§ As regards the European employés, I have the following information in respect of the Mufulira mine. The rate of wages per eight-hour shift for European daily workers varies in the Mining Department from 20s. for underground learners to 25s. for grizzlymen and skipmen, to 30s. for shaft sinkers, with other intermediate rates. Main hoist drivers receive 30s. and intermediate hoist drivers 26s. Surface metallurgical plant rates vary from 20s. for handymen to 24s. for crusher and smelter operators to30s. for crusher fitter chargehands. Rates for tradesmen and others are, for improvers 22s., for locomotive drivers 26s. and for carpenters and fitters 28s. These are basic wages and for underground men may be subject to increases calculated on footage rates. Overtime rates are on a 1¼ time basis. Pensions and a cash bonus fund have also been established. Housing is provided at a moderate rate of approximately £3 a month for married men. There is a compulsory subscription for membership of a first-class social and sports club of 21s. per annum which is deducted by monthly instalments. Daily paid workers are subject to a day's notice.
§ I have no detailed information regarding the wages earned by the European workers at the other mines, but I understand that they are generally similar to those obtaining at Mufulira.

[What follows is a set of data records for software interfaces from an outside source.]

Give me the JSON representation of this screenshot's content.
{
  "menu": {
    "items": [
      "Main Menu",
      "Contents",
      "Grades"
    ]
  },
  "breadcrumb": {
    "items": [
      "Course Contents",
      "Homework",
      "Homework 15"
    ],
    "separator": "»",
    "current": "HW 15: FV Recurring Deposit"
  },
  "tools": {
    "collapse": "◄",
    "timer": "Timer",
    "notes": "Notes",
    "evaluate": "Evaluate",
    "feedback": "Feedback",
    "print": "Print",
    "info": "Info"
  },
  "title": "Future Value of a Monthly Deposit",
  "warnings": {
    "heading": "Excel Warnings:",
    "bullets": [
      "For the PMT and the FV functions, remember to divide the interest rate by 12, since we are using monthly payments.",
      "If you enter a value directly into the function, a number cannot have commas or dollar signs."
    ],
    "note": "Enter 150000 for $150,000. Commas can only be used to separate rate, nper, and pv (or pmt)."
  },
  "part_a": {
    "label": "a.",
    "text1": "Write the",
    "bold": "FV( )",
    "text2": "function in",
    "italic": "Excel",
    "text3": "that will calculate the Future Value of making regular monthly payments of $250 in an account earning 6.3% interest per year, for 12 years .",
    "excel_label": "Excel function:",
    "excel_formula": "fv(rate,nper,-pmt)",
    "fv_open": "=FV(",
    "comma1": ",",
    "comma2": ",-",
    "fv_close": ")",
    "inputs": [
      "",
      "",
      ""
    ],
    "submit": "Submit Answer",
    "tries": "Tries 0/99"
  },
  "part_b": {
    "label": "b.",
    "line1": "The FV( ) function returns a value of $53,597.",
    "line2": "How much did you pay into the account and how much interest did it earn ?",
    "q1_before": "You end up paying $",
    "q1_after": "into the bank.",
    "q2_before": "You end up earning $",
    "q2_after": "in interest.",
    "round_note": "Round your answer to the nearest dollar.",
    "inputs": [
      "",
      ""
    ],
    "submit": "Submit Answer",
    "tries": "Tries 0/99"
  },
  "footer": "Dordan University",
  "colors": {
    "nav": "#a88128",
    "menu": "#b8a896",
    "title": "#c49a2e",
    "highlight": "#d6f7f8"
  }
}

The above rates and conditions have to some extent 562 been modified as a result of the recent conciliation and arbitration proceedings.
§ As regards the second part of the Question, the following are the figures given in the published accounts of the mining companies concerned. These profits are of course subject to taxation, which has recently been increased. The accounts of the Mufulira Copper Mines, Limited, show a net profit for the year ended 30th June, 1939, of £1,041,431. The estimated profit for the six months ended 31st December, 1939, is £632,500. The published accounts of the Roan Antelope Copper Mines, Limited, show a net profit for the year ended 30th June, 1939, of £1,372,204. The estimated profit for the six months ended 31st December, 1939, is £813,000. The published accounts of the Rhokana Corporation, Limited, show a net profit for the year ended 30th June, 1939, but after providing for debenture interest, depreciation and development reserve of £2,116,398. The estimated net profit for the six months ended 31st December, 1939, but after providing for debenture interest, depreciation and development reserve is £1,229,000. The published accounts of the Nchanga Consolidated Copper Mines, Limited, issued for the year ended 31st March, 1939, show that the company is not yet making a profit.